▶ [Problem to solve] With the string "image" as the filter, copy each matching line from the records.

○ ○ ○

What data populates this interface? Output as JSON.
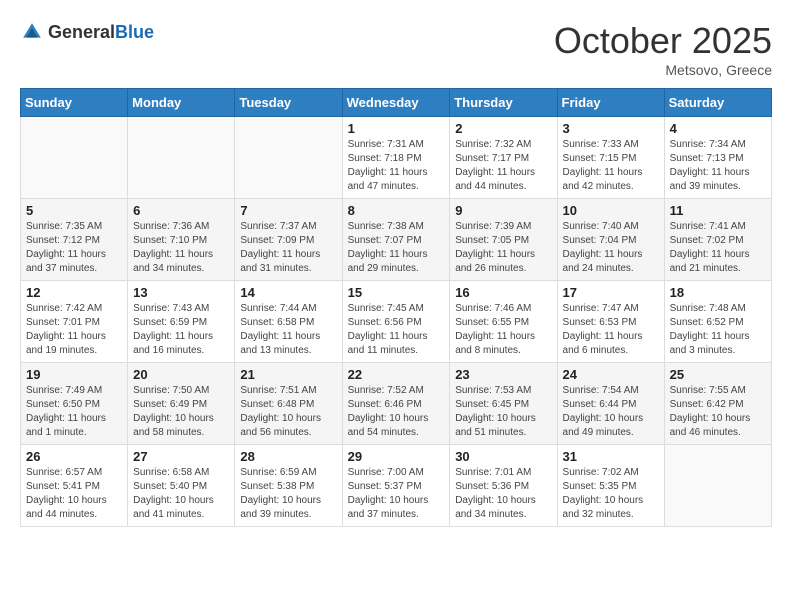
{
  "header": {
    "logo_general": "General",
    "logo_blue": "Blue",
    "month_title": "October 2025",
    "location": "Metsovo, Greece"
  },
  "days_of_week": [
    "Sunday",
    "Monday",
    "Tuesday",
    "Wednesday",
    "Thursday",
    "Friday",
    "Saturday"
  ],
  "weeks": [
    [
      {
        "day": "",
        "sunrise": "",
        "sunset": "",
        "daylight": ""
      },
      {
        "day": "",
        "sunrise": "",
        "sunset": "",
        "daylight": ""
      },
      {
        "day": "",
        "sunrise": "",
        "sunset": "",
        "daylight": ""
      },
      {
        "day": "1",
        "sunrise": "Sunrise: 7:31 AM",
        "sunset": "Sunset: 7:18 PM",
        "daylight": "Daylight: 11 hours and 47 minutes."
      },
      {
        "day": "2",
        "sunrise": "Sunrise: 7:32 AM",
        "sunset": "Sunset: 7:17 PM",
        "daylight": "Daylight: 11 hours and 44 minutes."
      },
      {
        "day": "3",
        "sunrise": "Sunrise: 7:33 AM",
        "sunset": "Sunset: 7:15 PM",
        "daylight": "Daylight: 11 hours and 42 minutes."
      },
      {
        "day": "4",
        "sunrise": "Sunrise: 7:34 AM",
        "sunset": "Sunset: 7:13 PM",
        "daylight": "Daylight: 11 hours and 39 minutes."
      }
    ],
    [
      {
        "day": "5",
        "sunrise": "Sunrise: 7:35 AM",
        "sunset": "Sunset: 7:12 PM",
        "daylight": "Daylight: 11 hours and 37 minutes."
      },
      {
        "day": "6",
        "sunrise": "Sunrise: 7:36 AM",
        "sunset": "Sunset: 7:10 PM",
        "daylight": "Daylight: 11 hours and 34 minutes."
      },
      {
        "day": "7",
        "sunrise": "Sunrise: 7:37 AM",
        "sunset": "Sunset: 7:09 PM",
        "daylight": "Daylight: 11 hours and 31 minutes."
      },
      {
        "day": "8",
        "sunrise": "Sunrise: 7:38 AM",
        "sunset": "Sunset: 7:07 PM",
        "daylight": "Daylight: 11 hours and 29 minutes."
      },
      {
        "day": "9",
        "sunrise": "Sunrise: 7:39 AM",
        "sunset": "Sunset: 7:05 PM",
        "daylight": "Daylight: 11 hours and 26 minutes."
      },
      {
        "day": "10",
        "sunrise": "Sunrise: 7:40 AM",
        "sunset": "Sunset: 7:04 PM",
        "daylight": "Daylight: 11 hours and 24 minutes."
      },
      {
        "day": "11",
        "sunrise": "Sunrise: 7:41 AM",
        "sunset": "Sunset: 7:02 PM",
        "daylight": "Daylight: 11 hours and 21 minutes."
      }
    ],
    [
      {
        "day": "12",
        "sunrise": "Sunrise: 7:42 AM",
        "sunset": "Sunset: 7:01 PM",
        "daylight": "Daylight: 11 hours and 19 minutes."
      },
      {
        "day": "13",
        "sunrise": "Sunrise: 7:43 AM",
        "sunset": "Sunset: 6:59 PM",
        "daylight": "Daylight: 11 hours and 16 minutes."
      },
      {
        "day": "14",
        "sunrise": "Sunrise: 7:44 AM",
        "sunset": "Sunset: 6:58 PM",
        "daylight": "Daylight: 11 hours and 13 minutes."
      },
      {
        "day": "15",
        "sunrise": "Sunrise: 7:45 AM",
        "sunset": "Sunset: 6:56 PM",
        "daylight": "Daylight: 11 hours and 11 minutes."
      },
      {
        "day": "16",
        "sunrise": "Sunrise: 7:46 AM",
        "sunset": "Sunset: 6:55 PM",
        "daylight": "Daylight: 11 hours and 8 minutes."
      },
      {
        "day": "17",
        "sunrise": "Sunrise: 7:47 AM",
        "sunset": "Sunset: 6:53 PM",
        "daylight": "Daylight: 11 hours and 6 minutes."
      },
      {
        "day": "18",
        "sunrise": "Sunrise: 7:48 AM",
        "sunset": "Sunset: 6:52 PM",
        "daylight": "Daylight: 11 hours and 3 minutes."
      }
    ],
    [
      {
        "day": "19",
        "sunrise": "Sunrise: 7:49 AM",
        "sunset": "Sunset: 6:50 PM",
        "daylight": "Daylight: 11 hours and 1 minute."
      },
      {
        "day": "20",
        "sunrise": "Sunrise: 7:50 AM",
        "sunset": "Sunset: 6:49 PM",
        "daylight": "Daylight: 10 hours and 58 minutes."
      },
      {
        "day": "21",
        "sunrise": "Sunrise: 7:51 AM",
        "sunset": "Sunset: 6:48 PM",
        "daylight": "Daylight: 10 hours and 56 minutes."
      },
      {
        "day": "22",
        "sunrise": "Sunrise: 7:52 AM",
        "sunset": "Sunset: 6:46 PM",
        "daylight": "Daylight: 10 hours and 54 minutes."
      },
      {
        "day": "23",
        "sunrise": "Sunrise: 7:53 AM",
        "sunset": "Sunset: 6:45 PM",
        "daylight": "Daylight: 10 hours and 51 minutes."
      },
      {
        "day": "24",
        "sunrise": "Sunrise: 7:54 AM",
        "sunset": "Sunset: 6:44 PM",
        "daylight": "Daylight: 10 hours and 49 minutes."
      },
      {
        "day": "25",
        "sunrise": "Sunrise: 7:55 AM",
        "sunset": "Sunset: 6:42 PM",
        "daylight": "Daylight: 10 hours and 46 minutes."
      }
    ],
    [
      {
        "day": "26",
        "sunrise": "Sunrise: 6:57 AM",
        "sunset": "Sunset: 5:41 PM",
        "daylight": "Daylight: 10 hours and 44 minutes."
      },
      {
        "day": "27",
        "sunrise": "Sunrise: 6:58 AM",
        "sunset": "Sunset: 5:40 PM",
        "daylight": "Daylight: 10 hours and 41 minutes."
      },
      {
        "day": "28",
        "sunrise": "Sunrise: 6:59 AM",
        "sunset": "Sunset: 5:38 PM",
        "daylight": "Daylight: 10 hours and 39 minutes."
      },
      {
        "day": "29",
        "sunrise": "Sunrise: 7:00 AM",
        "sunset": "Sunset: 5:37 PM",
        "daylight": "Daylight: 10 hours and 37 minutes."
      },
      {
        "day": "30",
        "sunrise": "Sunrise: 7:01 AM",
        "sunset": "Sunset: 5:36 PM",
        "daylight": "Daylight: 10 hours and 34 minutes."
      },
      {
        "day": "31",
        "sunrise": "Sunrise: 7:02 AM",
        "sunset": "Sunset: 5:35 PM",
        "daylight": "Daylight: 10 hours and 32 minutes."
      },
      {
        "day": "",
        "sunrise": "",
        "sunset": "",
        "daylight": ""
      }
    ]
  ]
}
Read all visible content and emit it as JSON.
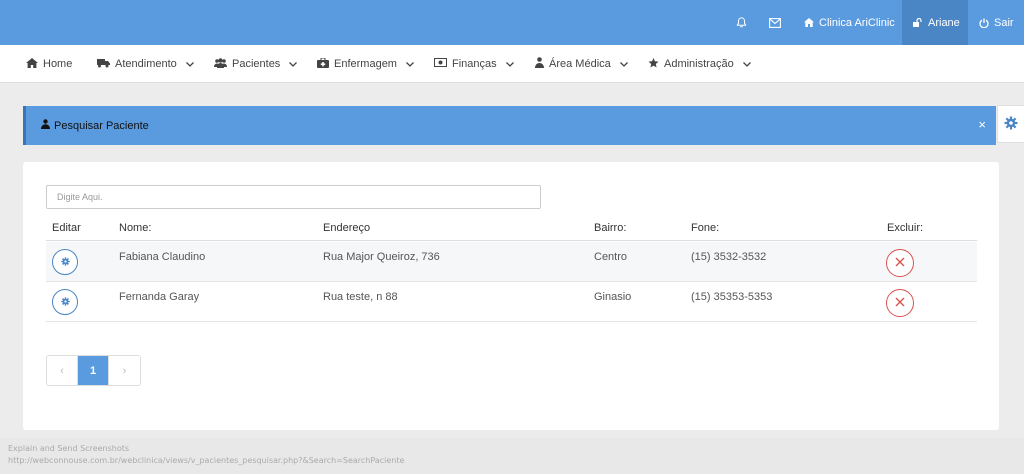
{
  "topbar": {
    "clinic_label": "Clinica AriClinic",
    "user_label": "Ariane",
    "logout_label": "Sair"
  },
  "menu": [
    {
      "label": "Home",
      "icon": "home-icon"
    },
    {
      "label": "Atendimento",
      "icon": "truck-icon"
    },
    {
      "label": "Pacientes",
      "icon": "users-icon"
    },
    {
      "label": "Enfermagem",
      "icon": "medkit-icon"
    },
    {
      "label": "Finanças",
      "icon": "money-icon"
    },
    {
      "label": "Área Médica",
      "icon": "doctor-icon"
    },
    {
      "label": "Administração",
      "icon": "star-icon"
    }
  ],
  "search_panel": {
    "title": "Pesquisar Paciente",
    "close_label": "×",
    "input_placeholder": "Digite Aqui."
  },
  "table": {
    "headers": {
      "edit": "Editar",
      "name": "Nome:",
      "address": "Endereço",
      "district": "Bairro:",
      "phone": "Fone:",
      "delete": "Excluir:"
    },
    "rows": [
      {
        "name": "Fabiana Claudino",
        "address": "Rua Major Queiroz, 736",
        "district": "Centro",
        "phone": "(15) 3532-3532"
      },
      {
        "name": "Fernanda Garay",
        "address": "Rua teste, n 88",
        "district": "Ginasio",
        "phone": "(15) 35353-5353"
      }
    ]
  },
  "pagination": {
    "prev": "‹",
    "current": "1",
    "next": "›"
  },
  "statusbar": {
    "line1": "Explain and Send Screenshots",
    "line2": "http://webconnouse.com.br/webclinica/views/v_pacientes_pesquisar.php?&Search=SearchPaciente"
  },
  "colors": {
    "primary": "#5a9be0",
    "primary_dark": "#4a86c5",
    "danger": "#d9534f"
  }
}
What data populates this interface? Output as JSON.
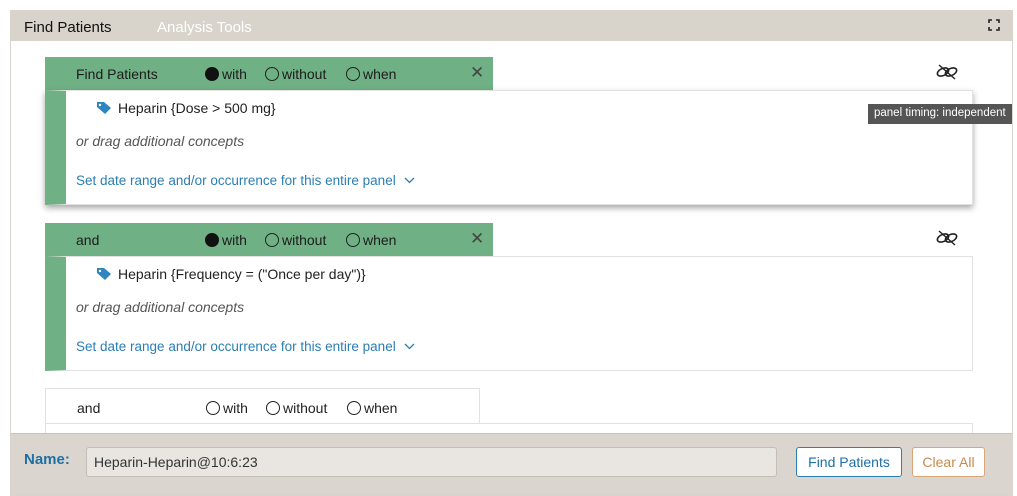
{
  "tabs": {
    "find_patients": "Find Patients",
    "analysis_tools": "Analysis Tools"
  },
  "panels": [
    {
      "label": "Find Patients",
      "options": {
        "with": "with",
        "without": "without",
        "when": "when"
      },
      "selected": "with",
      "concept": "Heparin {Dose > 500 mg}",
      "drag_hint": "or drag additional concepts",
      "date_link": "Set date range and/or occurrence for this entire panel"
    },
    {
      "label": "and",
      "options": {
        "with": "with",
        "without": "without",
        "when": "when"
      },
      "selected": "with",
      "concept": "Heparin {Frequency = (\"Once per day\")}",
      "drag_hint": "or drag additional concepts",
      "date_link": "Set date range and/or occurrence for this entire panel"
    },
    {
      "label": "and",
      "options": {
        "with": "with",
        "without": "without",
        "when": "when"
      },
      "selected": ""
    }
  ],
  "tooltip": "panel timing: independent",
  "footer": {
    "name_label": "Name:",
    "name_value": "Heparin-Heparin@10:6:23",
    "find_button": "Find Patients",
    "clear_button": "Clear All"
  },
  "icons": {
    "expand": "expand-icon",
    "unlink": "unlink-icon",
    "tag": "tag-icon",
    "close": "close-icon",
    "chevron": "chevron-down-icon"
  },
  "colors": {
    "panel_green": "#6fb084",
    "link_blue": "#2b7fb3",
    "tag_blue": "#2e86c1",
    "clear_orange": "#c98a4e",
    "topbar": "#d8d3cb"
  }
}
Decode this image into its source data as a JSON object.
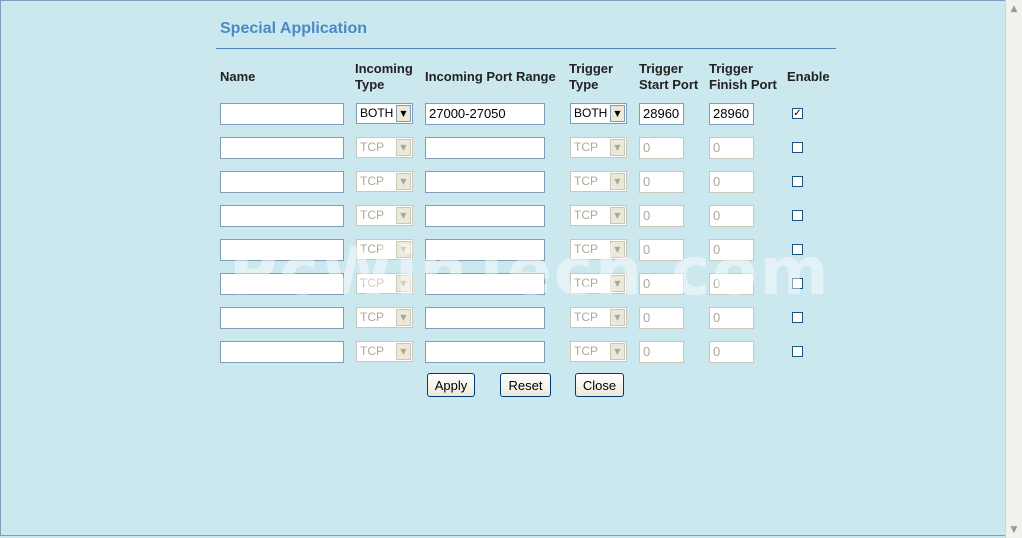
{
  "page": {
    "title": "Special Application",
    "watermark": "PcWinTech.com"
  },
  "headers": {
    "name": "Name",
    "incoming_type": [
      "Incoming",
      "Type"
    ],
    "incoming_port_range": "Incoming Port Range",
    "trigger_type": [
      "Trigger",
      "Type"
    ],
    "trigger_start_port": [
      "Trigger",
      "Start Port"
    ],
    "trigger_finish_port": [
      "Trigger",
      "Finish Port"
    ],
    "enable": "Enable"
  },
  "rows": [
    {
      "name": "",
      "incoming_type": "BOTH",
      "port_range": "27000-27050",
      "trigger_type": "BOTH",
      "trigger_start": "28960",
      "trigger_finish": "28960",
      "enabled": true,
      "disabled": false
    },
    {
      "name": "",
      "incoming_type": "TCP",
      "port_range": "",
      "trigger_type": "TCP",
      "trigger_start": "0",
      "trigger_finish": "0",
      "enabled": false,
      "disabled": true
    },
    {
      "name": "",
      "incoming_type": "TCP",
      "port_range": "",
      "trigger_type": "TCP",
      "trigger_start": "0",
      "trigger_finish": "0",
      "enabled": false,
      "disabled": true
    },
    {
      "name": "",
      "incoming_type": "TCP",
      "port_range": "",
      "trigger_type": "TCP",
      "trigger_start": "0",
      "trigger_finish": "0",
      "enabled": false,
      "disabled": true
    },
    {
      "name": "",
      "incoming_type": "TCP",
      "port_range": "",
      "trigger_type": "TCP",
      "trigger_start": "0",
      "trigger_finish": "0",
      "enabled": false,
      "disabled": true
    },
    {
      "name": "",
      "incoming_type": "TCP",
      "port_range": "",
      "trigger_type": "TCP",
      "trigger_start": "0",
      "trigger_finish": "0",
      "enabled": false,
      "disabled": true
    },
    {
      "name": "",
      "incoming_type": "TCP",
      "port_range": "",
      "trigger_type": "TCP",
      "trigger_start": "0",
      "trigger_finish": "0",
      "enabled": false,
      "disabled": true
    },
    {
      "name": "",
      "incoming_type": "TCP",
      "port_range": "",
      "trigger_type": "TCP",
      "trigger_start": "0",
      "trigger_finish": "0",
      "enabled": false,
      "disabled": true
    }
  ],
  "buttons": {
    "apply": "Apply",
    "reset": "Reset",
    "close": "Close"
  },
  "icons": {
    "dropdown": "chevron-down-icon",
    "scroll_up": "scroll-up-icon",
    "scroll_down": "scroll-down-icon",
    "checkbox_checked": "check-icon"
  },
  "colors": {
    "background": "#cbe8ef",
    "title": "#4a8ac4",
    "rule": "#4a86b8"
  }
}
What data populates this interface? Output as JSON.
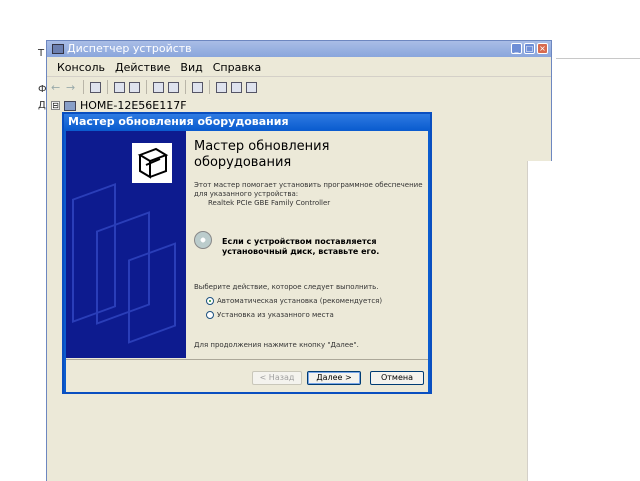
{
  "background": {
    "fragment_top": "Т",
    "fragment_mid": "Ф",
    "fragment_low": "Д"
  },
  "device_manager": {
    "title": "Диспетчер устройств",
    "title_buttons": [
      "_",
      "□",
      "×"
    ],
    "menu": [
      "Консоль",
      "Действие",
      "Вид",
      "Справка"
    ],
    "tree_toggle": "⊟",
    "tree_root": "HOME-12E56E117F"
  },
  "wizard": {
    "title": "Мастер обновления оборудования",
    "heading": "Мастер обновления оборудования",
    "description": "Этот мастер помогает установить программное обеспечение для указанного устройства:",
    "device_name": "Realtek PCIe GBE Family Controller",
    "cd_text": "Если с устройством поставляется установочный диск, вставьте его.",
    "choose_action": "Выберите действие, которое следует выполнить.",
    "options": [
      {
        "label": "Автоматическая установка (рекомендуется)",
        "checked": true
      },
      {
        "label": "Установка из указанного места",
        "checked": false
      }
    ],
    "continue_hint": "Для продолжения нажмите кнопку \"Далее\".",
    "buttons": {
      "back": "< Назад",
      "next": "Далее >",
      "cancel": "Отмена"
    }
  },
  "colors": {
    "xp_blue": "#0b5ccf",
    "banner_navy": "#0d1b8f",
    "dialog_face": "#ece9d8"
  },
  "icons": [
    "computer-icon",
    "hardware-wizard-icon",
    "cd-disc-icon",
    "back-arrow-icon",
    "forward-arrow-icon"
  ]
}
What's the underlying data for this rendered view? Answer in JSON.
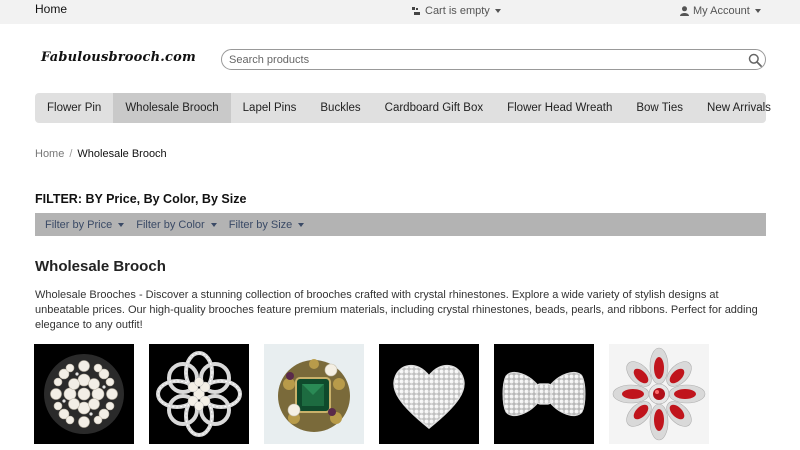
{
  "topbar": {
    "home_label": "Home",
    "cart_label": "Cart is empty",
    "account_label": "My Account"
  },
  "logo": {
    "text": "Fabulousbrooch.com"
  },
  "search": {
    "placeholder": "Search products",
    "value": ""
  },
  "nav": {
    "items": [
      {
        "label": "Flower Pin"
      },
      {
        "label": "Wholesale Brooch"
      },
      {
        "label": "Lapel Pins"
      },
      {
        "label": "Buckles"
      },
      {
        "label": "Cardboard Gift Box"
      },
      {
        "label": "Flower Head Wreath"
      },
      {
        "label": "Bow Ties"
      },
      {
        "label": "New Arrivals"
      }
    ],
    "active": "Wholesale Brooch"
  },
  "breadcrumb": {
    "home": "Home",
    "separator": "/",
    "current": "Wholesale Brooch"
  },
  "filter": {
    "title": "FILTER: BY Price, By Color, By Size",
    "options": [
      {
        "label": "Filter by Price"
      },
      {
        "label": "Filter by Color"
      },
      {
        "label": "Filter by Size"
      }
    ]
  },
  "category": {
    "title": "Wholesale Brooch",
    "description": "Wholesale Brooches - Discover a stunning collection of brooches crafted with crystal rhinestones. Explore a wide variety of stylish designs at unbeatable prices. Our high-quality brooches feature premium materials, including crystal rhinestones, beads, pearls, and ribbons. Perfect for adding elegance to any outfit!"
  },
  "products": [
    {
      "image": "pearl-cluster-brooch-image",
      "bg": "#000000"
    },
    {
      "image": "pearl-flower-brooch-image",
      "bg": "#000000"
    },
    {
      "image": "green-stone-brooch-image",
      "bg": "#e8eef0"
    },
    {
      "image": "heart-rhinestone-brooch-image",
      "bg": "#000000"
    },
    {
      "image": "bow-rhinestone-brooch-image",
      "bg": "#000000"
    },
    {
      "image": "red-crystal-brooch-image",
      "bg": "#f4f4f4"
    }
  ],
  "colors": {
    "topbar_bg": "#f2f2f2",
    "nav_bg": "#e0e0e0",
    "nav_active_bg": "#c9c9c9",
    "filterbar_bg": "#b3b3b3",
    "filter_text": "#3a4a66"
  }
}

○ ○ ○

▶ [Expected answer]
Decode this image into its source data as a JSON object.
      "image": "pearl-cluster-brooch-image",
      "image": "pearl-flower-brooch-image",
      "image": "green-stone-brooch-image",
      "image": "heart-rhinestone-brooch-image",
      "image": "bow-rhinestone-brooch-image",
      "image": "red-crystal-brooch-image",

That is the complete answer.